Black students also experience significant challenges in accessing the academic resources necessary to be successful in their undergraduate experience. About half of white graduates report they had access to the resources they needed to be successful academically while completing their degree; however, just 36% of black graduates say the same.

U.S. Graduates' Perceptions They Had the Resources Needed to Be Successful While Completing Their Studies
On a scale of 1 to 5 in which 1 means strongly disagree and 5 means strongly agree, please rate your level of agreement with the following statement. I had access to the resources I needed to be successful academically while completing my undergraduate degree at [University Name].
5 - Strongly agree 4 3 2 1 - Strongly disagree
% % % % %
All recent graduates 45 38 12 3 2
White graduates 46 37 12 3 1
Black graduates 36 36 20 6 2
Hispanic graduates 39 40 13 2 6
Gallup Alumni Survey, Oct 24-Nov 7, 2019

Black Grads Report Student Loans Restrict Job Opportunities

The challenges black students face extend beyond their student experience. National research shows that black graduates borrow at higher rates than their white peers to complete their four-year degrees. In addition to the obvious financial impact student loans have on graduates' long-term financial wellbeing, they have an important effect on graduates' quality of life and ability to work in a job they are passionate about. About a quarter (26%) of recent black graduates report that, because of their student loans, they are unable to work in a job they are truly passionate about, while only 14% of white and 16% of Hispanic graduates say the same.

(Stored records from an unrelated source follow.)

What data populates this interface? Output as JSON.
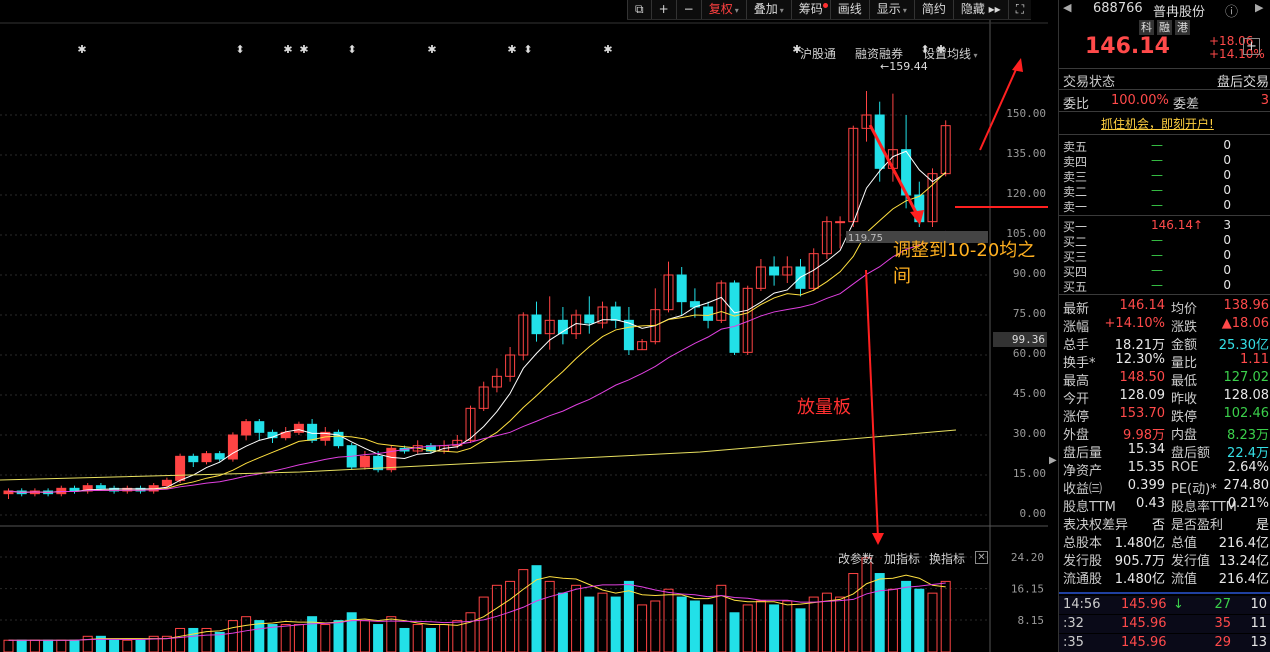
{
  "toolbar": {
    "items": [
      {
        "label": "⧉"
      },
      {
        "label": "+"
      },
      {
        "label": "−"
      },
      {
        "label": "复权",
        "active": true,
        "arrow": true
      },
      {
        "label": "叠加",
        "arrow": true
      },
      {
        "label": "筹码",
        "dot": true
      },
      {
        "label": "画线"
      },
      {
        "label": "显示",
        "arrow": true
      },
      {
        "label": "简约"
      },
      {
        "label": "隐藏 ▸▸"
      },
      {
        "label": "⛶"
      }
    ]
  },
  "subheader": {
    "links": [
      "沪股通",
      "融资融券",
      "设置均线"
    ]
  },
  "price_axis": [
    "150.00",
    "135.00",
    "120.00",
    "105.00",
    "90.00",
    "75.00",
    "60.00",
    "45.00",
    "30.00",
    "15.00",
    "0.00"
  ],
  "current_price_label": "99.36",
  "high_label": "159.44",
  "mid_label": "119.75",
  "volume_axis": [
    "24.20",
    "16.15",
    "8.15"
  ],
  "volume_toolbar": [
    "改参数",
    "加指标",
    "换指标"
  ],
  "annotations": {
    "adjust": "调整到10-20均之间",
    "volume": "放量板"
  },
  "chart_data": {
    "type": "candlestick",
    "ylim": [
      0,
      165
    ],
    "candles": [
      [
        8,
        9,
        6,
        10
      ],
      [
        9,
        8,
        7,
        10
      ],
      [
        8,
        9,
        7,
        10
      ],
      [
        9,
        8,
        7,
        10
      ],
      [
        8,
        10,
        7,
        11
      ],
      [
        10,
        9,
        8,
        11
      ],
      [
        9,
        11,
        8,
        12
      ],
      [
        11,
        10,
        9,
        12
      ],
      [
        10,
        9,
        8,
        11
      ],
      [
        9,
        10,
        8,
        11
      ],
      [
        10,
        9,
        8,
        11
      ],
      [
        9,
        11,
        8,
        12
      ],
      [
        11,
        13,
        10,
        14
      ],
      [
        13,
        22,
        12,
        23
      ],
      [
        22,
        20,
        18,
        23
      ],
      [
        20,
        23,
        19,
        24
      ],
      [
        23,
        21,
        20,
        24
      ],
      [
        21,
        30,
        20,
        31
      ],
      [
        30,
        35,
        28,
        36
      ],
      [
        35,
        31,
        28,
        36
      ],
      [
        31,
        29,
        27,
        32
      ],
      [
        29,
        31,
        28,
        33
      ],
      [
        31,
        34,
        30,
        35
      ],
      [
        34,
        28,
        27,
        36
      ],
      [
        28,
        31,
        26,
        33
      ],
      [
        31,
        26,
        25,
        32
      ],
      [
        26,
        18,
        17,
        27
      ],
      [
        18,
        22,
        17,
        24
      ],
      [
        22,
        17,
        16,
        24
      ],
      [
        17,
        25,
        16,
        26
      ],
      [
        25,
        24,
        23,
        26
      ],
      [
        24,
        26,
        23,
        28
      ],
      [
        26,
        24,
        23,
        27
      ],
      [
        24,
        26,
        23,
        28
      ],
      [
        26,
        28,
        25,
        30
      ],
      [
        28,
        40,
        27,
        41
      ],
      [
        40,
        48,
        39,
        50
      ],
      [
        48,
        52,
        46,
        55
      ],
      [
        52,
        60,
        50,
        63
      ],
      [
        60,
        75,
        58,
        76
      ],
      [
        75,
        68,
        65,
        80
      ],
      [
        68,
        73,
        62,
        82
      ],
      [
        73,
        68,
        64,
        78
      ],
      [
        68,
        75,
        66,
        77
      ],
      [
        75,
        72,
        68,
        82
      ],
      [
        72,
        78,
        70,
        80
      ],
      [
        78,
        73,
        70,
        80
      ],
      [
        73,
        62,
        60,
        78
      ],
      [
        62,
        65,
        62,
        66
      ],
      [
        65,
        77,
        64,
        85
      ],
      [
        77,
        90,
        76,
        95
      ],
      [
        90,
        80,
        75,
        93
      ],
      [
        80,
        78,
        74,
        85
      ],
      [
        78,
        73,
        70,
        80
      ],
      [
        73,
        87,
        72,
        88
      ],
      [
        87,
        61,
        60,
        88
      ],
      [
        61,
        85,
        60,
        86
      ],
      [
        85,
        93,
        84,
        96
      ],
      [
        93,
        90,
        86,
        97
      ],
      [
        90,
        93,
        87,
        97
      ],
      [
        93,
        85,
        82,
        96
      ],
      [
        85,
        98,
        84,
        100
      ],
      [
        98,
        110,
        96,
        112
      ],
      [
        110,
        110,
        100,
        112
      ],
      [
        110,
        145,
        108,
        146
      ],
      [
        145,
        150,
        140,
        159
      ],
      [
        150,
        130,
        125,
        155
      ],
      [
        130,
        137,
        125,
        158
      ],
      [
        137,
        120,
        115,
        150
      ],
      [
        120,
        110,
        108,
        125
      ],
      [
        110,
        128,
        108,
        130
      ],
      [
        128,
        146,
        127,
        148
      ]
    ],
    "volume": [
      3,
      3,
      3,
      3,
      3,
      3,
      4,
      4,
      3,
      3,
      3,
      4,
      4,
      6,
      6,
      6,
      5,
      8,
      9,
      8,
      7,
      7,
      7,
      9,
      7,
      8,
      10,
      8,
      7,
      9,
      6,
      7,
      6,
      7,
      8,
      10,
      14,
      17,
      18,
      21,
      22,
      18,
      15,
      17,
      14,
      15,
      14,
      18,
      12,
      13,
      16,
      14,
      13,
      12,
      17,
      10,
      12,
      13,
      12,
      13,
      11,
      14,
      15,
      14,
      20,
      24,
      20,
      16,
      18,
      16,
      15,
      18
    ]
  },
  "panel": {
    "code": "688766",
    "name": "普冉股份",
    "badges": [
      "科",
      "融",
      "港"
    ],
    "price": "146.14",
    "change": "+18.06",
    "change_pct": "+14.10%",
    "trade_status_label": "交易状态",
    "trade_status_value": "盘后交易",
    "weibi_label": "委比",
    "weibi_value": "100.00%",
    "weicha_label": "委差",
    "weicha_value": "3",
    "promo": "抓住机会，即刻开户!",
    "asks": [
      {
        "label": "卖五",
        "price": "—",
        "vol": "0"
      },
      {
        "label": "卖四",
        "price": "—",
        "vol": "0"
      },
      {
        "label": "卖三",
        "price": "—",
        "vol": "0"
      },
      {
        "label": "卖二",
        "price": "—",
        "vol": "0"
      },
      {
        "label": "卖一",
        "price": "—",
        "vol": "0"
      }
    ],
    "bids": [
      {
        "label": "买一",
        "price": "146.14↑",
        "vol": "3"
      },
      {
        "label": "买二",
        "price": "—",
        "vol": "0"
      },
      {
        "label": "买三",
        "price": "—",
        "vol": "0"
      },
      {
        "label": "买四",
        "price": "—",
        "vol": "0"
      },
      {
        "label": "买五",
        "price": "—",
        "vol": "0"
      }
    ],
    "stats": [
      {
        "l1": "最新",
        "v1": "146.14",
        "c1": "red",
        "l2": "均价",
        "v2": "138.96",
        "c2": "red"
      },
      {
        "l1": "涨幅",
        "v1": "+14.10%",
        "c1": "red",
        "l2": "涨跌",
        "v2": "▲18.06",
        "c2": "red"
      },
      {
        "l1": "总手",
        "v1": "18.21万",
        "c1": "white",
        "l2": "金额",
        "v2": "25.30亿",
        "c2": "cyan"
      },
      {
        "l1": "换手*",
        "v1": "12.30%",
        "c1": "white",
        "l2": "量比",
        "v2": "1.11",
        "c2": "red"
      },
      {
        "l1": "最高",
        "v1": "148.50",
        "c1": "red",
        "l2": "最低",
        "v2": "127.02",
        "c2": "green"
      },
      {
        "l1": "今开",
        "v1": "128.09",
        "c1": "white",
        "l2": "昨收",
        "v2": "128.08",
        "c2": "white"
      },
      {
        "l1": "涨停",
        "v1": "153.70",
        "c1": "red",
        "l2": "跌停",
        "v2": "102.46",
        "c2": "green"
      },
      {
        "l1": "外盘",
        "v1": "9.98万",
        "c1": "red",
        "l2": "内盘",
        "v2": "8.23万",
        "c2": "green"
      },
      {
        "l1": "盘后量",
        "v1": "15.34",
        "c1": "white",
        "l2": "盘后额",
        "v2": "22.4万",
        "c2": "cyan"
      },
      {
        "l1": "净资产",
        "v1": "15.35",
        "c1": "white",
        "l2": "ROE",
        "v2": "2.64%",
        "c2": "white"
      },
      {
        "l1": "收益㈢",
        "v1": "0.399",
        "c1": "white",
        "l2": "PE(动)*",
        "v2": "274.80",
        "c2": "white"
      },
      {
        "l1": "股息TTM",
        "v1": "0.43",
        "c1": "white",
        "l2": "股息率TTM",
        "v2": "0.21%",
        "c2": "white"
      },
      {
        "l1": "表决权差异",
        "v1": "否",
        "c1": "white",
        "l2": "是否盈利",
        "v2": "是",
        "c2": "white"
      },
      {
        "l1": "总股本",
        "v1": "1.480亿",
        "c1": "white",
        "l2": "总值",
        "v2": "216.4亿",
        "c2": "white"
      },
      {
        "l1": "发行股",
        "v1": "905.7万",
        "c1": "white",
        "l2": "发行值",
        "v2": "13.24亿",
        "c2": "white"
      },
      {
        "l1": "流通股",
        "v1": "1.480亿",
        "c1": "white",
        "l2": "流值",
        "v2": "216.4亿",
        "c2": "white"
      }
    ],
    "ticks": [
      {
        "time": "14:56",
        "price": "145.96",
        "arrow": "↓",
        "vol": "27",
        "n": "10"
      },
      {
        "time": ":32",
        "price": "145.96",
        "arrow": "",
        "vol": "35",
        "n": "11"
      },
      {
        "time": ":35",
        "price": "145.96",
        "arrow": "",
        "vol": "29",
        "n": "13"
      }
    ]
  }
}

U.S. College Graduates' Perceptions They Cannot Work in Job They Are Passionate About, Due to Student Loan Burden
On a scale of 1 to 5 in which 1 means strongly disagree and 5 means strongly agree, please rate your level of agreement with the following statement. Because of my student loans, I cannot work in a job that I'm truly passionate about.
5 - Strongly agree 4 3 2 1 - Strongly disagree
% % % % %
All recent graduates 15 8 12 18 47
White graduates 14 8 13 18 48
Black graduates 26 3 13 20 38
Hispanic graduates 16 9 10 15 51
Gallup Alumni Survey, Oct 24-Nov 7, 2019

Implications

These data are released at a time of extreme tension in the U.S. as adults of all races/ethnicities report deep frustration, anger and disappointment over racial inequality. Unfortunately, these data remind us that this inequality exists within the financial, social and academic experiences black students have in college and that those experiences have lasting effects after graduation.

Higher education has the unique ability to address inequality directly and positively -- acting as an equalizer for students from all backgrounds, including those of different races/ethnicities. But that mission can only be realized if there is equality in students' actual college experiences. This past week, we heard from presidents of major universities who confirmed their commitment to students of all backgrounds. That leadership is critical at this moment, as is listening to students directly.

It is only through listening that leaders can understand, and it is only through understanding that leaders can improve the quality of the college experience for all students.

Learn more about the Gallup Alumni Survey.


Gallup https://news.gallup.com/poll/312548/black-college-grads-report-less-support-college.aspx
Gallup World Headquarters, 901 F Street, Washington, D.C., 20001, U.S.A
+1 202.715.3030